Last year, I got behind the wheel of the Q7 and drove it in the steep and rocky hills near Mount Arayat in Pampanga. The unit had a 3.0-liter diesel V6 TDI engine producing 272 horsepower and 600 Nm of torque and was outfitted with Audi’s virtual cockpit, or a full digital screen located directly in front of the driver just behind the steering wheel.
This time, the local Audi distributor handed me the keys to the 2017 model, with a 2.0-liter TFSI turbo-charged four cylinder gas engine (252 hp/273 lb-ft of torque). Instead of taking it out for an off-road adventure, I chose to see how it would behave in the concrete jungles of Manila.
There’s nothing quite like the smell of a brand-new vehicle. In the Q7’s case, the soft leather seats gave off a tantalizing scent that only heightened the driving experience. The scroll wheel input controller made selections in the digital dashboard simpler and faster;
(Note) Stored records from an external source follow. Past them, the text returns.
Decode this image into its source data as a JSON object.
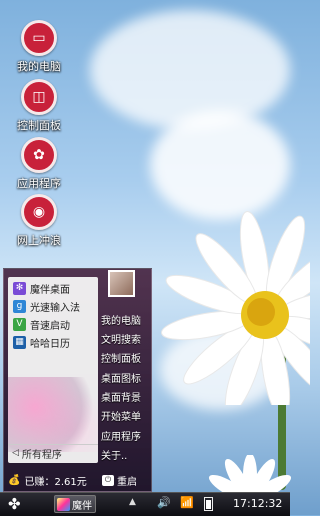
{
  "desktop": {
    "icons": [
      {
        "label": "我的电脑",
        "icon": "computer-icon"
      },
      {
        "label": "控制面板",
        "icon": "control-panel-icon"
      },
      {
        "label": "应用程序",
        "icon": "apps-icon"
      },
      {
        "label": "网上冲浪",
        "icon": "browser-icon"
      }
    ]
  },
  "start_menu": {
    "apps": [
      {
        "label": "魔伴桌面",
        "icon": "moban-desktop-icon",
        "color": "#7a4bd6"
      },
      {
        "label": "光速输入法",
        "icon": "input-method-icon",
        "color": "#2f86d6"
      },
      {
        "label": "音速启动",
        "icon": "launcher-icon",
        "color": "#3aa545"
      },
      {
        "label": "哈哈日历",
        "icon": "calendar-icon",
        "color": "#1d5fa8"
      }
    ],
    "all_programs": "所有程序",
    "right_items": [
      "我的电脑",
      "文明搜索",
      "控制面板",
      "桌面图标",
      "桌面背景",
      "开始菜单",
      "应用程序",
      "关于.."
    ],
    "earned": "已赚：2.61元",
    "restart": "重启"
  },
  "taskbar": {
    "task_label": "魔伴",
    "clock": "17:12:32"
  },
  "colors": {
    "desktop_icon_red": "#c8213a",
    "menu_bg": "#2a1224"
  }
}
there’s still the 12.3-inch display screen that retracts into the center console; and the Bluetooth connection with my iPhone was a breeze, just like before. Playing a song on Spotify through my phone, the audio was crisp and clear. When I got off the car, the system remembers the song and it automatically picks up exactly where I left off and plays it the next time I climbed in and turned the ignition on. I didn’t even have to restart the connection. It’s a smart and timesaving feature that should be standard with all vehicle audio systems.
As an SUV, the Q7 is naturally a big vehicle. Driving on EDSA, other cars seemed to spontaneously defer to it—which is fine by me. This version of the Q7 is a few millimeters smaller and several hundred pounds lighter compared to its predecessor, but remarkably, it felt like the interior was much roomier. It’s still a seven-seater, although the third row can comfortably accommodate only small children. When not in use, both the second and third row seats can be folded to accommodate bigger cargo. I didn’t really need for all that room in the few days I had the Q7 with me, but it’s good to know that it’s there for anyone who needs to stretch or space to transport anything from suitcases, golf clubs and moving boxes.
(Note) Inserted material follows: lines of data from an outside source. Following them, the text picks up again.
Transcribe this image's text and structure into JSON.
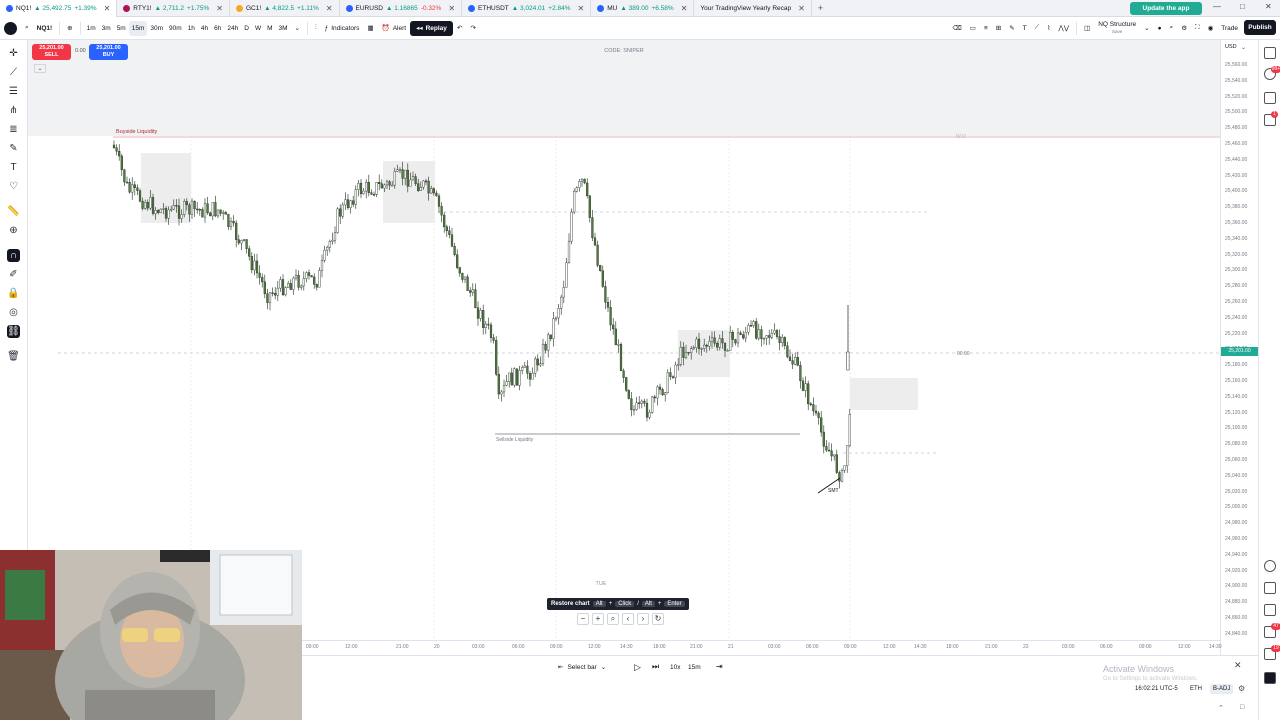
{
  "browser": {
    "tabs": [
      {
        "symbol": "NQ1!",
        "price": "▲ 25,492.75",
        "change": "+1.39%",
        "dir": "up"
      },
      {
        "symbol": "RTY1!",
        "price": "▲ 2,711.2",
        "change": "+1.75%",
        "dir": "up"
      },
      {
        "symbol": "GC1!",
        "price": "▲ 4,822.5",
        "change": "+1.11%",
        "dir": "up"
      },
      {
        "symbol": "EURUSD",
        "price": "▲ 1.16865",
        "change": "-0.32%",
        "dir": "down"
      },
      {
        "symbol": "ETHUSDT",
        "price": "▲ 3,024.01",
        "change": "+2.84%",
        "dir": "up"
      },
      {
        "symbol": "MU",
        "price": "▲ 389.00",
        "change": "+6.58%",
        "dir": "up"
      },
      {
        "symbol": "Your TradingView Yearly Recap",
        "price": "",
        "change": "",
        "dir": ""
      }
    ],
    "update_label": "Update the app"
  },
  "toolbar": {
    "symbol": "NQ1!",
    "intervals": [
      "1m",
      "3m",
      "5m",
      "15m",
      "30m",
      "90m",
      "1h",
      "4h",
      "6h",
      "24h",
      "D",
      "W",
      "M",
      "3M"
    ],
    "selected_interval": "15m",
    "indicators_label": "Indicators",
    "alert_label": "Alert",
    "replay_label": "Replay",
    "layout_name": "NQ Structure",
    "layout_sub": "Save",
    "trade_label": "Trade",
    "publish_label": "Publish"
  },
  "chart": {
    "sell_price": "25,201.00",
    "sell_label": "SELL",
    "spread": "0.00",
    "buy_price": "25,201.00",
    "buy_label": "BUY",
    "watermark": "CODE: SNIPER",
    "buyside_label": "Buyside Liquidity",
    "sellside_label": "Sellside Liquidity",
    "day_label": "TUE",
    "current_price": "25,201.00",
    "countdown": "00:00",
    "level_wo": "W.O",
    "smt_label": "SMT"
  },
  "price_axis": {
    "currency": "USD",
    "ticks": [
      "25,560.00",
      "25,540.00",
      "25,520.00",
      "25,500.00",
      "25,480.00",
      "25,460.00",
      "25,440.00",
      "25,420.00",
      "25,400.00",
      "25,380.00",
      "25,360.00",
      "25,340.00",
      "25,320.00",
      "25,300.00",
      "25,280.00",
      "25,260.00",
      "25,240.00",
      "25,220.00",
      "25,200.00",
      "25,180.00",
      "25,160.00",
      "25,140.00",
      "25,120.00",
      "25,100.00",
      "25,080.00",
      "25,060.00",
      "25,040.00",
      "25,020.00",
      "25,000.00",
      "24,980.00",
      "24,960.00",
      "24,940.00",
      "24,920.00",
      "24,900.00",
      "24,880.00",
      "24,860.00",
      "24,840.00"
    ]
  },
  "time_axis": {
    "ticks": [
      "09:00",
      "12:00",
      "21:00",
      "20",
      "03:00",
      "06:00",
      "09:00",
      "12:00",
      "14:30",
      "18:00",
      "21:00",
      "21",
      "03:00",
      "06:00",
      "09:00",
      "12:00",
      "14:30",
      "18:00",
      "21:00",
      "22",
      "03:00",
      "06:00",
      "09:00",
      "12:00",
      "14:30"
    ]
  },
  "replay_controls": {
    "restore_label": "Restore chart",
    "keys": [
      "Alt",
      "+",
      "Click",
      "/",
      "Alt",
      "+",
      "Enter"
    ],
    "select_bar_label": "Select bar",
    "speed": "10x",
    "interval": "15m"
  },
  "footer": {
    "activate_title": "Activate Windows",
    "activate_sub": "Go to Settings to activate Windows.",
    "clock": "16:02:21 UTC-5",
    "session": "ETH",
    "adj": "B-ADJ"
  },
  "colors": {
    "bull": "#ffffff",
    "bull_border": "#1e2a1e",
    "bear": "#4f7a3d",
    "accent": "#2962ff",
    "sell": "#f23645",
    "buy": "#2962ff",
    "price_tag": "#22ab94"
  }
}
The Q7 might be a bit too big for a single guy in the city, but for a family of three to five, it’s more than adequate. Audi says it can zoom from zero to 100 kph in about seven seconds and can reach a top speed of 233 kph, but it was a little hard to test these numbers if you have to deal with mind-numbing traffic during rush hour on EDSA. Still, the slightest nudge on the accelerator pushed the vehicle forward significantly, which told me all I needed to know about the power the Q7 was packing under the hood.
One other thing that deserves mention: the suspension system is exceptional. It’s a well-known fact that Manila’s roads are far from perfect, but the Q7 ran over holes, cracks and bumps with ease, reducing the usual crashing sounds into into dull thumps.
One thing about Audi is its options to personalize and make your vehicle truly your own. Custom paint finishes, interior trims and technological upgrades— the German marque offers pretty much anything you can dream up to help you realize your dream car.
When it came time to return the Q7, I discovered I had no complaints. On and off-road, it’s an SUV that retains much of the qualities we love about Audi— aesthetics, performance and reliability.
The Audi Q7 navigates Manila’s concrete jungle with relative ease and a modicum of street-worthy style.